Instructions for the task:
The count of lines below that include the string "FendiDa" is the whole answer; write it alone.
** Opening Records shown block **
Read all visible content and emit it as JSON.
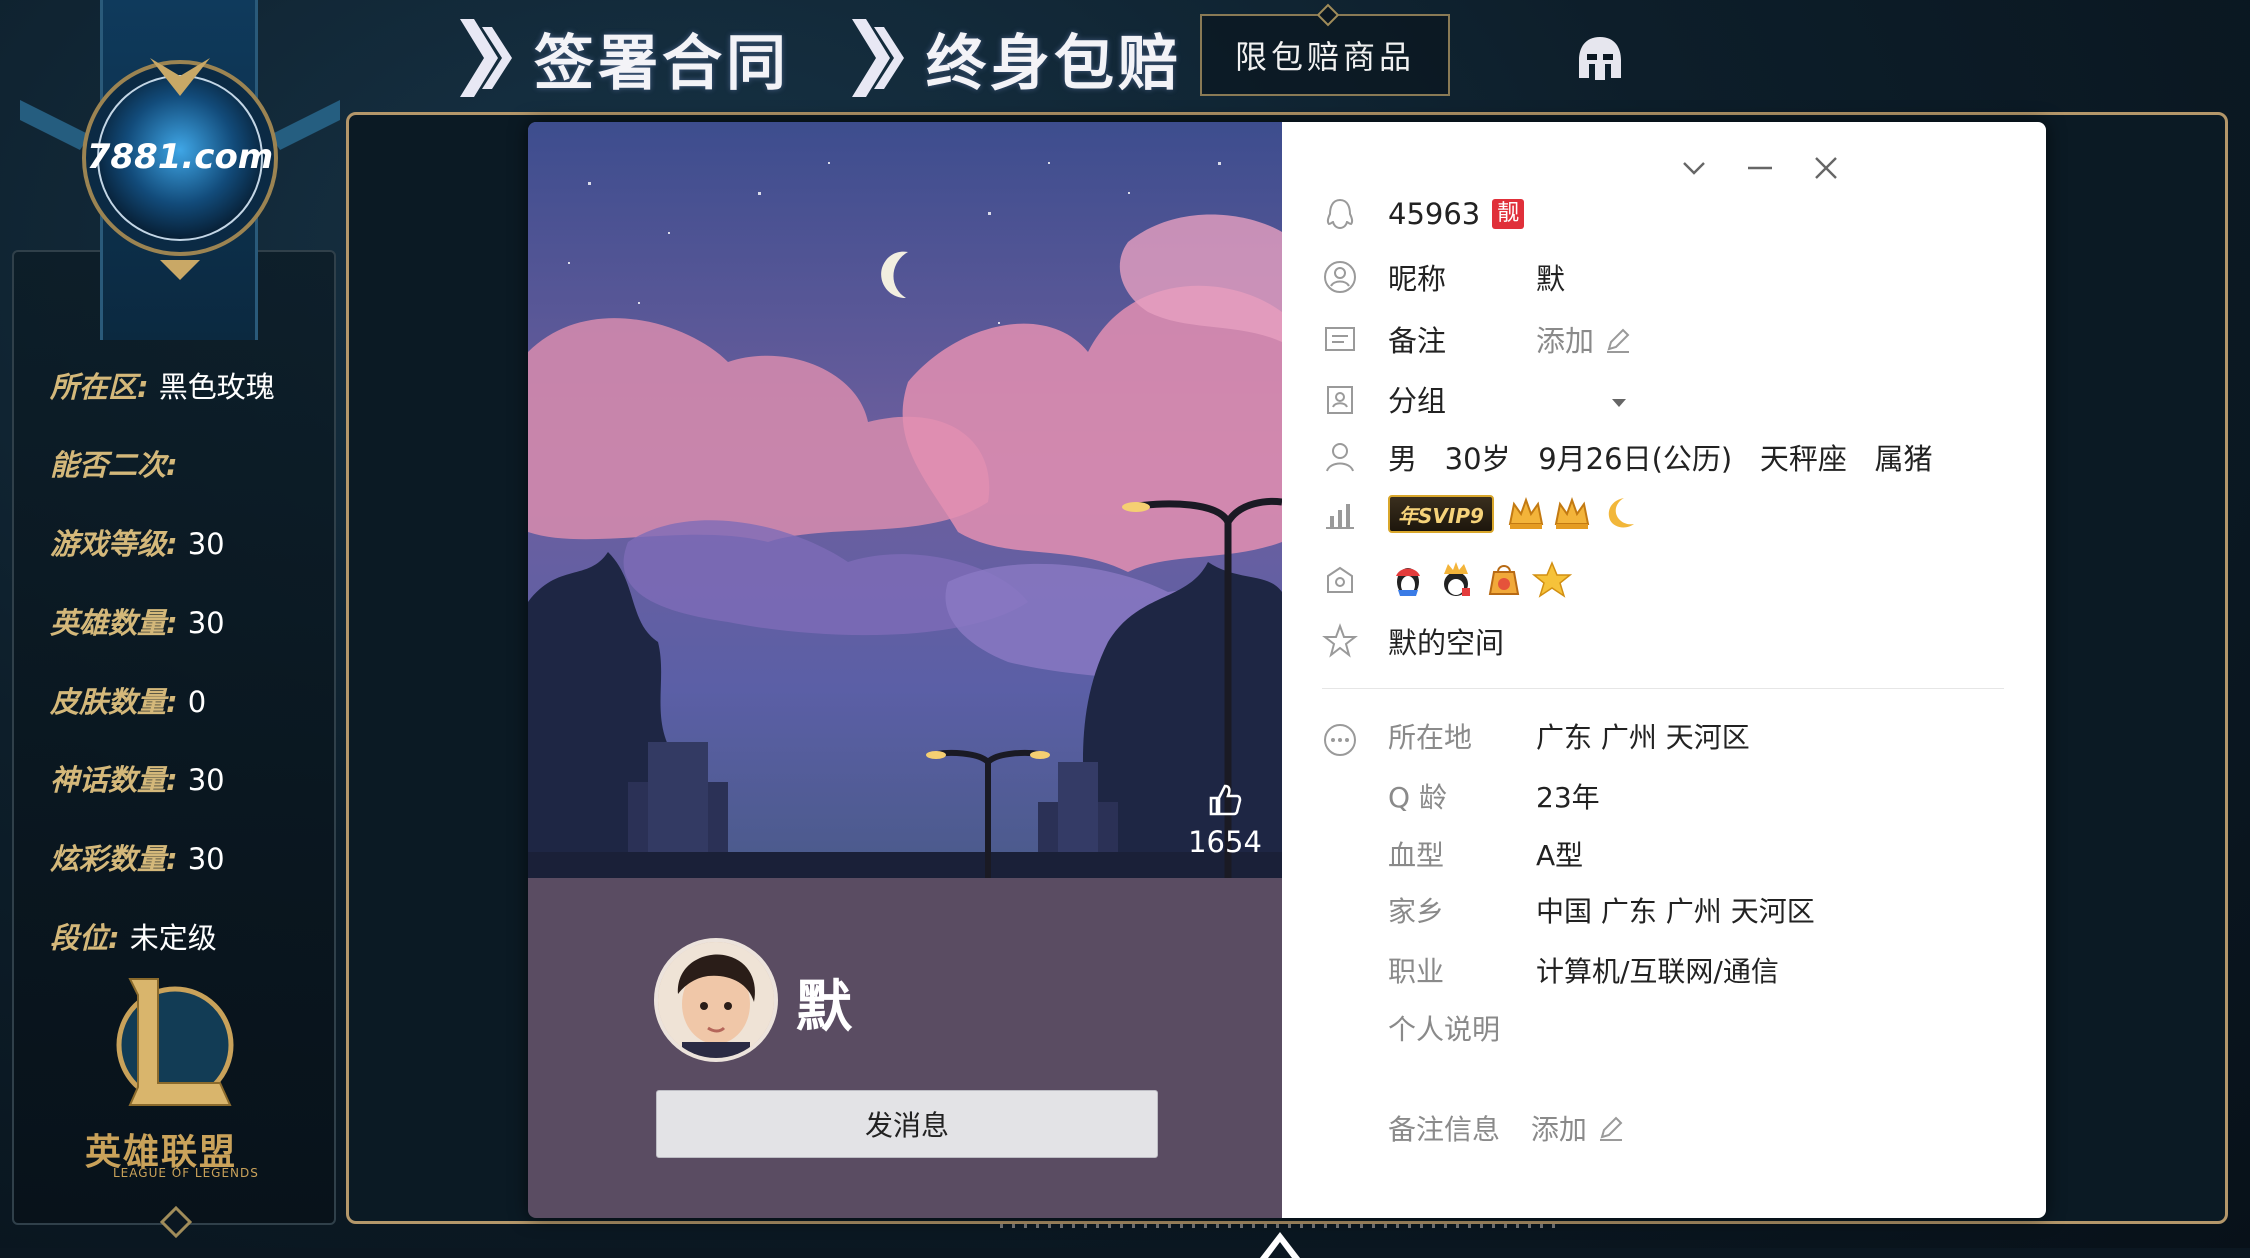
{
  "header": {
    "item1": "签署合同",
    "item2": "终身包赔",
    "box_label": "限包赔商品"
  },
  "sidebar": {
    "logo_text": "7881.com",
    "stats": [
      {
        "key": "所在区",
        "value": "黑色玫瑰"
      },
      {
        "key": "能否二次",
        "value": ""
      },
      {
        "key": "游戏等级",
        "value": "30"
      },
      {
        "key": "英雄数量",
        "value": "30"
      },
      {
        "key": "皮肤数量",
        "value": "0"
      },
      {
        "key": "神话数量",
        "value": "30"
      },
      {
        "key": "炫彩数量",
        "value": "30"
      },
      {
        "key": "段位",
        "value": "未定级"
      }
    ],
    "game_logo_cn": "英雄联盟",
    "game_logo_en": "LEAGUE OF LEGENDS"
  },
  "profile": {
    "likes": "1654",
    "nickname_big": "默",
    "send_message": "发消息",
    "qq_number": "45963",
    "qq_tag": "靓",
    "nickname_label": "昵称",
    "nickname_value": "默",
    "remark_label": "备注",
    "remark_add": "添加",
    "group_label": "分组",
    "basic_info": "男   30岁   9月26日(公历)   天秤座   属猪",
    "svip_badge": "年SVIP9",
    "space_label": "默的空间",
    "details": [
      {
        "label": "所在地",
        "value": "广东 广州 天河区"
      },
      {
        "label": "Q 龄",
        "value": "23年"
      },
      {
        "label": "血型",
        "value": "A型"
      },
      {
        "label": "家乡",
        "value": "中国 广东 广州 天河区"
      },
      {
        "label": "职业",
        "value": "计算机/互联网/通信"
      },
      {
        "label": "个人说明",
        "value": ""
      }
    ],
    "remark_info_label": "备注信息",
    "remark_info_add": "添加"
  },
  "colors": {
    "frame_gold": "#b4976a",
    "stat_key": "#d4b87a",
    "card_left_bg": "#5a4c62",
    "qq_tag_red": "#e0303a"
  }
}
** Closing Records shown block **
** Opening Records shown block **
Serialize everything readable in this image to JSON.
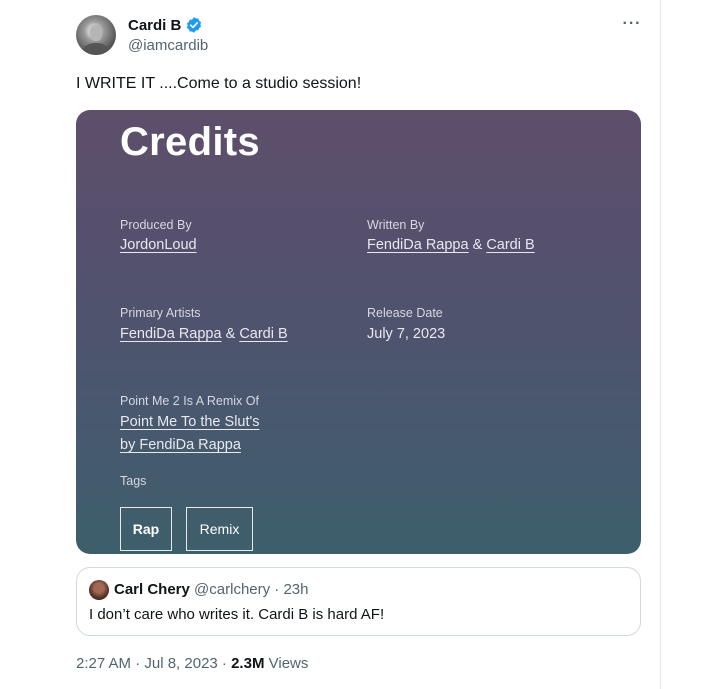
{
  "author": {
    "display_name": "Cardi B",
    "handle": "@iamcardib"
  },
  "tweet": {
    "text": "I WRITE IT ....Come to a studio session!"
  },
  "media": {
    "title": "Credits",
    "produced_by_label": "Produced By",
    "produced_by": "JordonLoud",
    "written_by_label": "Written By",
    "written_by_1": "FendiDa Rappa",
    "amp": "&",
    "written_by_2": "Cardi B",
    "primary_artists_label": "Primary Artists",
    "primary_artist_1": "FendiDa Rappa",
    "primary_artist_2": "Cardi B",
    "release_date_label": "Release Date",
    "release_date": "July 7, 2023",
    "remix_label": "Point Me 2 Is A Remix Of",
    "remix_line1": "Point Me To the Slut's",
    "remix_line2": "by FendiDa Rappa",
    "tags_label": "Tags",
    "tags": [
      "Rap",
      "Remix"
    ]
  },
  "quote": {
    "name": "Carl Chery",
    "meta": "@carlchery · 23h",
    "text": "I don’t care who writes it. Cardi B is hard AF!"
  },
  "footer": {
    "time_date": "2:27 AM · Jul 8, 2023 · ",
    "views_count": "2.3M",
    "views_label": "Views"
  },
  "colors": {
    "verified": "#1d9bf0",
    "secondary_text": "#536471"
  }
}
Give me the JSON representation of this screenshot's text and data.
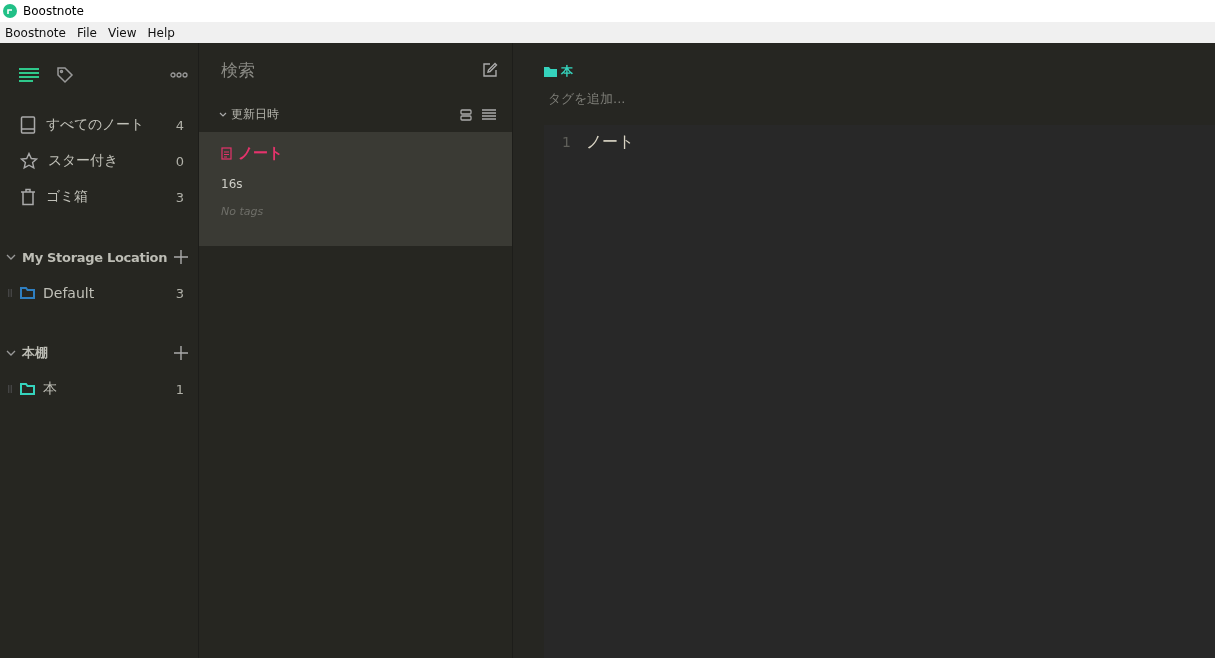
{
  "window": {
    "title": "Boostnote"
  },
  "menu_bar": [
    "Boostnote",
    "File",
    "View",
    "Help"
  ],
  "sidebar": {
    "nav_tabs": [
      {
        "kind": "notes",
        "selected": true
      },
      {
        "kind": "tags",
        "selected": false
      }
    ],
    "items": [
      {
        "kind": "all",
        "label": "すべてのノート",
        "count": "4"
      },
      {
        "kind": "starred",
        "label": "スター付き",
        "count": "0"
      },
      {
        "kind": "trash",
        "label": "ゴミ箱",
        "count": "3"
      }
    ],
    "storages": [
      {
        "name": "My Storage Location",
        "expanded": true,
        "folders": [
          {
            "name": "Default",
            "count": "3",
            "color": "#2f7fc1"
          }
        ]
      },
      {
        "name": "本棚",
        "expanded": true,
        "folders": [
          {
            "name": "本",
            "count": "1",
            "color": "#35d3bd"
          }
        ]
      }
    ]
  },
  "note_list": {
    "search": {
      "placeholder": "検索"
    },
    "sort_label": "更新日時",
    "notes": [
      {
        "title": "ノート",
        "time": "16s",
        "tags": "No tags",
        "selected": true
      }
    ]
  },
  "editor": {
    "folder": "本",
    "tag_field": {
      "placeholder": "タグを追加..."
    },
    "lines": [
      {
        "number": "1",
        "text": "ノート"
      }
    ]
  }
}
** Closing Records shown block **
Exercise result:
3